--- Data Enclosed Below ---

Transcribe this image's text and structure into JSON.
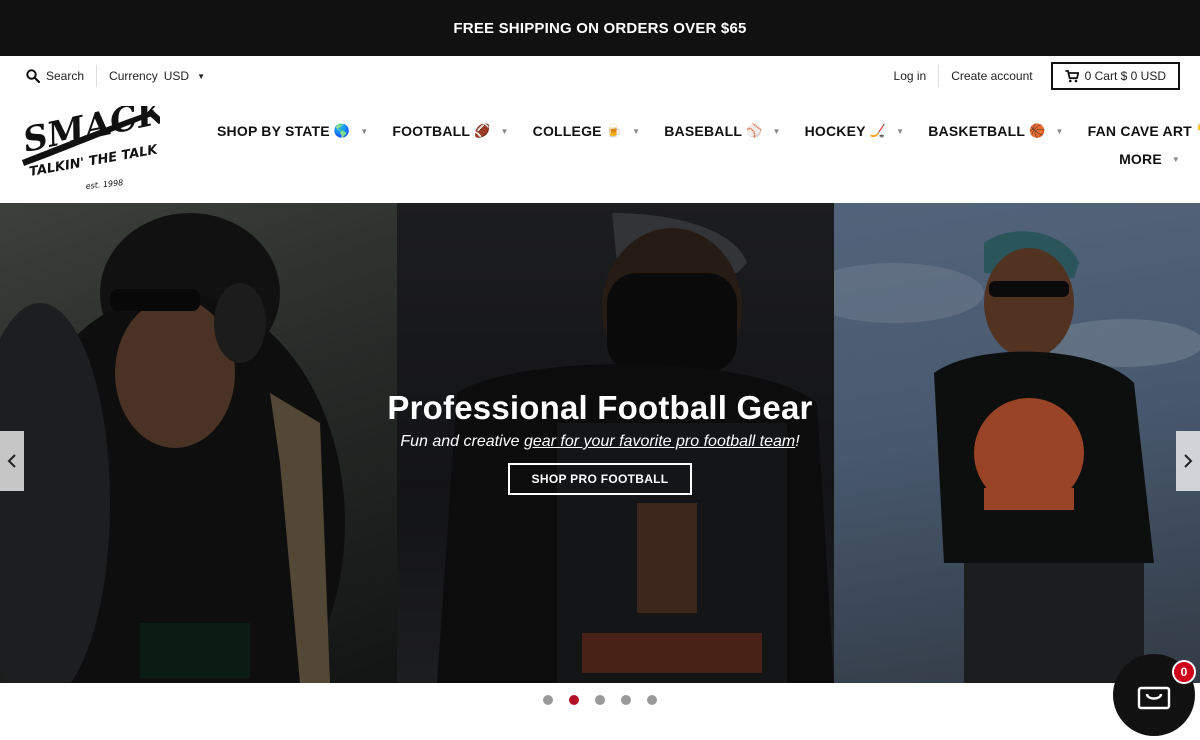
{
  "announcement": "FREE SHIPPING ON ORDERS OVER $65",
  "utility": {
    "search_label": "Search",
    "currency_label": "Currency",
    "currency_value": "USD",
    "login": "Log in",
    "create_account": "Create account",
    "cart": "0 Cart $ 0 USD"
  },
  "logo": {
    "main": "SMACK",
    "tagline": "TALKIN' THE TALK",
    "est": "est. 1998"
  },
  "nav": {
    "items": [
      {
        "label": "SHOP BY STATE",
        "emoji": "🌎"
      },
      {
        "label": "FOOTBALL",
        "emoji": "🏈"
      },
      {
        "label": "COLLEGE",
        "emoji": "🍺"
      },
      {
        "label": "BASEBALL",
        "emoji": "⚾"
      },
      {
        "label": "HOCKEY",
        "emoji": "🏒"
      },
      {
        "label": "BASKETBALL",
        "emoji": "🏀"
      },
      {
        "label": "FAN CAVE ART",
        "emoji": "👎"
      }
    ],
    "more": "MORE"
  },
  "hero": {
    "title": "Professional Football Gear",
    "subtitle_plain": "Fun and creative ",
    "subtitle_link": "gear for your favorite pro football team",
    "subtitle_end": "!",
    "button": "SHOP PRO FOOTBALL",
    "prev_icon": "chevron-left-icon",
    "next_icon": "chevron-right-icon"
  },
  "slider": {
    "count": 5,
    "active_index": 1,
    "active_color": "#b0102a"
  },
  "floating_cart": {
    "badge": "0",
    "icon": "shopping-bag-icon"
  },
  "colors": {
    "top_bar": "#111111",
    "badge": "#d0021b"
  }
}
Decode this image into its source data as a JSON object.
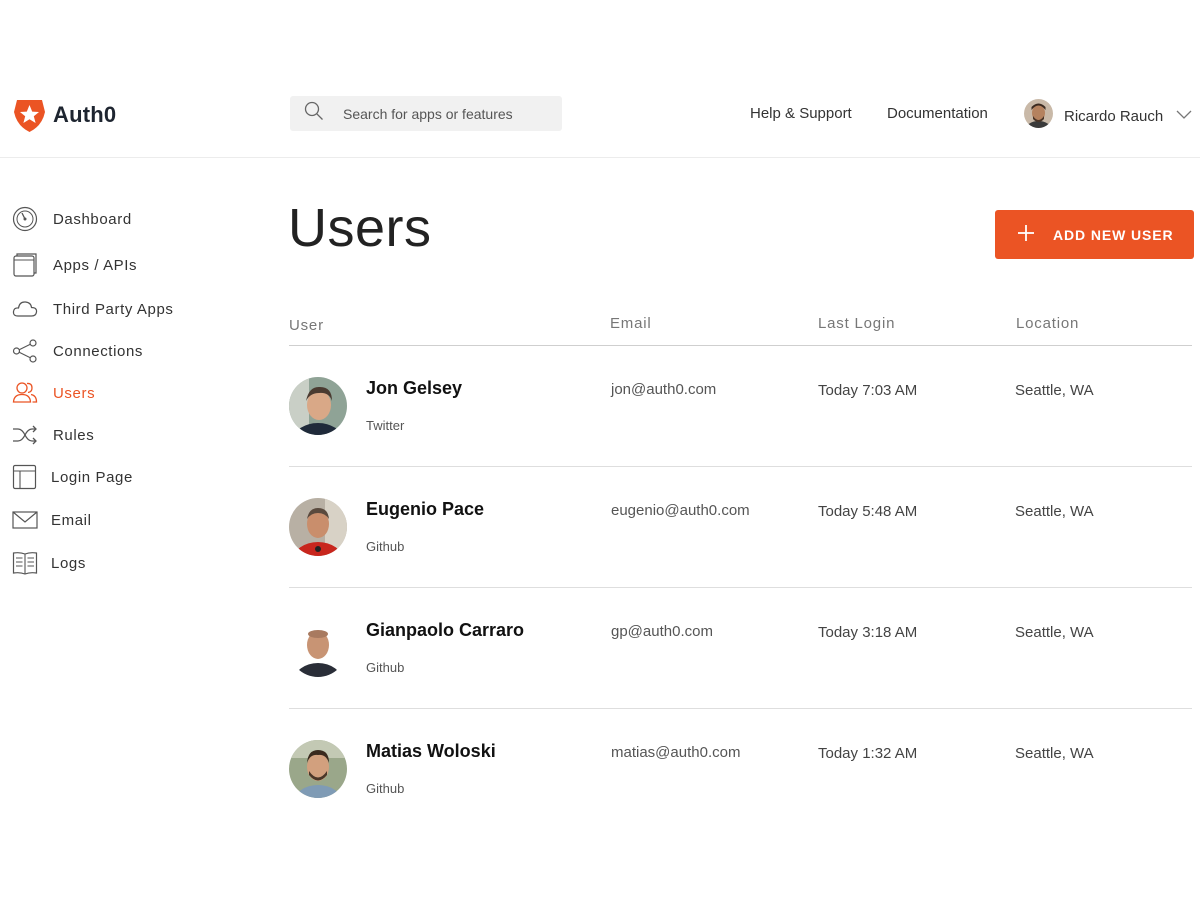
{
  "brand": {
    "name": "Auth0",
    "accent": "#eb5424"
  },
  "search": {
    "placeholder": "Search for apps or features"
  },
  "header": {
    "links": [
      "Help & Support",
      "Documentation"
    ],
    "user_name": "Ricardo Rauch"
  },
  "sidebar": {
    "items": [
      {
        "label": "Dashboard",
        "icon": "speedometer-icon",
        "active": false
      },
      {
        "label": "Apps / APIs",
        "icon": "windows-icon",
        "active": false
      },
      {
        "label": "Third Party Apps",
        "icon": "cloud-icon",
        "active": false
      },
      {
        "label": "Connections",
        "icon": "share-nodes-icon",
        "active": false
      },
      {
        "label": "Users",
        "icon": "users-icon",
        "active": true
      },
      {
        "label": "Rules",
        "icon": "shuffle-icon",
        "active": false
      },
      {
        "label": "Login Page",
        "icon": "layout-icon",
        "active": false
      },
      {
        "label": "Email",
        "icon": "envelope-icon",
        "active": false
      },
      {
        "label": "Logs",
        "icon": "book-icon",
        "active": false
      }
    ]
  },
  "main": {
    "title": "Users",
    "add_button_label": "ADD NEW USER",
    "columns": [
      "User",
      "Email",
      "Last Login",
      "Location"
    ],
    "users": [
      {
        "name": "Jon Gelsey",
        "connection": "Twitter",
        "email": "jon@auth0.com",
        "last_login": "Today 7:03 AM",
        "location": "Seattle, WA"
      },
      {
        "name": "Eugenio Pace",
        "connection": "Github",
        "email": "eugenio@auth0.com",
        "last_login": "Today 5:48 AM",
        "location": "Seattle, WA"
      },
      {
        "name": "Gianpaolo Carraro",
        "connection": "Github",
        "email": "gp@auth0.com",
        "last_login": "Today 3:18 AM",
        "location": "Seattle, WA"
      },
      {
        "name": "Matias Woloski",
        "connection": "Github",
        "email": "matias@auth0.com",
        "last_login": "Today 1:32 AM",
        "location": "Seattle, WA"
      }
    ]
  }
}
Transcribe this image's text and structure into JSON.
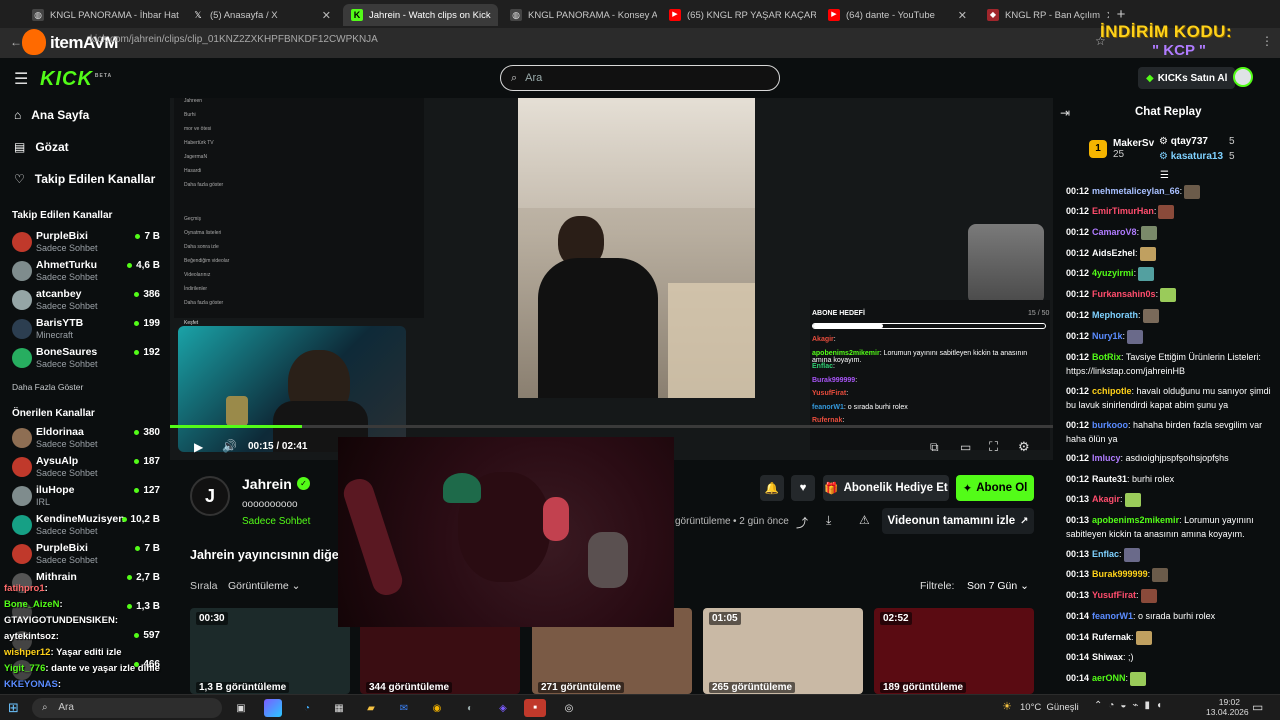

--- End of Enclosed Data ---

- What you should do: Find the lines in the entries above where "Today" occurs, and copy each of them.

- Problem solution:
        "last_login": "Today 7:03 AM",
        "last_login": "Today 5:48 AM",
        "last_login": "Today 3:18 AM",
        "last_login": "Today 1:32 AM",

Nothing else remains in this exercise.